The second lorry is stopped by gunfire from both sides of the road as soon as shots are heard from the direction of the first lorry, killing the second driver. This lorry coasts to the ditch at the side of the road. After a while the men run towards McGrale’s thatched cottage facing the road. They poke rifles through the front windows and through a window high in the gable which looks down on the Westport road. They use up a lot of ammunition unnecessarily and then realize that they have left their spare ammunition in the lorry. They unsuccessfully try to persuade the Widow McGrale and her young son to fetch the ammunition.

The motorcar is some distance behind the second lorry and stops beyond the cottage. Three men jump off the exposed side and two remain on the sheltered side of the road which has a thicket beside it next to the cottage. One of the policemen advances towards the rebel position but is badly wounded.
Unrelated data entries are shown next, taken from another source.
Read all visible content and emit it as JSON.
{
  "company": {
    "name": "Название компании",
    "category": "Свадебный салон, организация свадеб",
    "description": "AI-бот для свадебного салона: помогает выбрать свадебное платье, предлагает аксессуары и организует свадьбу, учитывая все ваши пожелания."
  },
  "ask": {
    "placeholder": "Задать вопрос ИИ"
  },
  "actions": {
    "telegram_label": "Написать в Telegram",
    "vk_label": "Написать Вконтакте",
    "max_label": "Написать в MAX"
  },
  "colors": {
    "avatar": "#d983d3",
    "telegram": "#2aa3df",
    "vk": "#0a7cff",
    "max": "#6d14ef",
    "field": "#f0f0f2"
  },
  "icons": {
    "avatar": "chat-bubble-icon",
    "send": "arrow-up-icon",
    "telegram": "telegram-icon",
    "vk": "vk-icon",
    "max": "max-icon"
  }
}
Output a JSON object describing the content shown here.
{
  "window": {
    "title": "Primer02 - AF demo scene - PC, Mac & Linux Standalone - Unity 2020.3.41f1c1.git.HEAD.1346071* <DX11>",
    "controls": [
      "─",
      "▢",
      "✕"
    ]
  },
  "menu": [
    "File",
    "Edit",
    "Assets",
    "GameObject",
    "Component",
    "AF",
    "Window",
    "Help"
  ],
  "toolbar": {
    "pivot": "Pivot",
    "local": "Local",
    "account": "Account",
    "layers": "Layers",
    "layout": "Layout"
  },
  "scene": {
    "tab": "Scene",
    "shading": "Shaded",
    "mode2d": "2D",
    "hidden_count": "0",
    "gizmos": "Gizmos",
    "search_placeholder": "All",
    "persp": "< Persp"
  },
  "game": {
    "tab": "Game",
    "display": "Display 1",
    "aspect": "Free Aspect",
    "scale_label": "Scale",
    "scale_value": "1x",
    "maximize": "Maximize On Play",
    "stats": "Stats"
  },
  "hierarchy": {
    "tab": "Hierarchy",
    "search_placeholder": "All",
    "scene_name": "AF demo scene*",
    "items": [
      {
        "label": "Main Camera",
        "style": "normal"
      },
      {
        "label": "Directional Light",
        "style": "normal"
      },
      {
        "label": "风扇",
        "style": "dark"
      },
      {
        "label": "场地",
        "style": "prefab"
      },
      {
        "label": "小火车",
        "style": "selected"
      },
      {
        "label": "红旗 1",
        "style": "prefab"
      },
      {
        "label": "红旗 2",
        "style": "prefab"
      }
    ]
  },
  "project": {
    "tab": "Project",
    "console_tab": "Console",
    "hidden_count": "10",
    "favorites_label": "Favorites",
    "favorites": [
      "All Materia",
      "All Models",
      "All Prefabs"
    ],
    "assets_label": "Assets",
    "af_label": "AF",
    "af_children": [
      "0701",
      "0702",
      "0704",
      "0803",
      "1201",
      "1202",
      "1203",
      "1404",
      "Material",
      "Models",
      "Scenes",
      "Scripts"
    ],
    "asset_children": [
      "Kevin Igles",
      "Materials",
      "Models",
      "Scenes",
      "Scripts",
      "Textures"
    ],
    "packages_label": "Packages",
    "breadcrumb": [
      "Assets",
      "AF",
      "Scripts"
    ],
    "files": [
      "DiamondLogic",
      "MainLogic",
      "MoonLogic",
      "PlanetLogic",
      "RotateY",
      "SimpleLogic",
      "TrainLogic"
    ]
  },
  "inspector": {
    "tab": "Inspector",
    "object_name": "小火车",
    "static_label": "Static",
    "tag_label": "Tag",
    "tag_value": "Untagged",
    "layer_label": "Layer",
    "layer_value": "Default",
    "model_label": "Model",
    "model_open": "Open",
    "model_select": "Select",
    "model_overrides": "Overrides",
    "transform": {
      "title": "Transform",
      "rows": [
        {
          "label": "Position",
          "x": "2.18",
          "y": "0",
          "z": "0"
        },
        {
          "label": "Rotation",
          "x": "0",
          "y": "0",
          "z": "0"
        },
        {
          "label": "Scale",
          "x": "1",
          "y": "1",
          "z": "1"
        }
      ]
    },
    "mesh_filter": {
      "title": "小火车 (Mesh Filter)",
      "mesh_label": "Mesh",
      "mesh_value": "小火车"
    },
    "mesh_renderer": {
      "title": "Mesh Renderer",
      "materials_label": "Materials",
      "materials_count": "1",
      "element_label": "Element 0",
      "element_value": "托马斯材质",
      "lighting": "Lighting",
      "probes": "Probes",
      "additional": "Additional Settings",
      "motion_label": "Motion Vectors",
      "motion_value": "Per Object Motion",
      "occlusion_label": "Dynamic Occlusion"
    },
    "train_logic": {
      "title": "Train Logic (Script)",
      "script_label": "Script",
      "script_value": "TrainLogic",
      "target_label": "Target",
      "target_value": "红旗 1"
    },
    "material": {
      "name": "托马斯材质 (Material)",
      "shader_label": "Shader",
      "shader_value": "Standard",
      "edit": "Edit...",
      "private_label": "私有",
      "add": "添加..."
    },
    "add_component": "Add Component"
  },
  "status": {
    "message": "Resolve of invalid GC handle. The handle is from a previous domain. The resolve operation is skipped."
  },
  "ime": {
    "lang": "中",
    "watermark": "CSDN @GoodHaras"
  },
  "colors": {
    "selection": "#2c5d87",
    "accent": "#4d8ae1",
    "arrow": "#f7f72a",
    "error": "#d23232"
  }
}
Two hours later, Michael Kilroy is worried that if the first lorry does not surrender soon, the column might not have time to concentrate on the police in the McGrale cottage as enemy reinforcements could arrive at any time. A fresh assault on the lorry is made by Johnny Duffy and Tommy Heavey who have bayonets. A rifle grenade, which is hurled by the police, falls back into the lorry and explodes, killing the man who threw it and fatally wounding other police beside him. A handkerchief of surrender is hoisted on a rifle by Sergeant Creegan, who is fatally wounded in the legs and abdomen.

The captured Lewis gun is fired on the McGreal house from a covered position by O’Flaherty. The men inside come out with their hands above their heads.

The IRA column captures 22 rifles, eight drums for the Lewis gun, several boxes of grenades, 21 revolvers, and approximately 6,000 rounds of rifle ammunition. Petrol is poured over the two lorries and the motorcar and they are set ablaze.

Eight of the British are killed outright or die of their wounds and sixteen surrender. The Black and Tans who surrender are not killed, even though this policy has been endorsed by IRA General Headquarters due to the terror and mayhem they inflict on civilians. Many of the local people go into hiding to avoid the retribution of the Tans. The IRA volunteers escape arrest by sheltering in safe houses.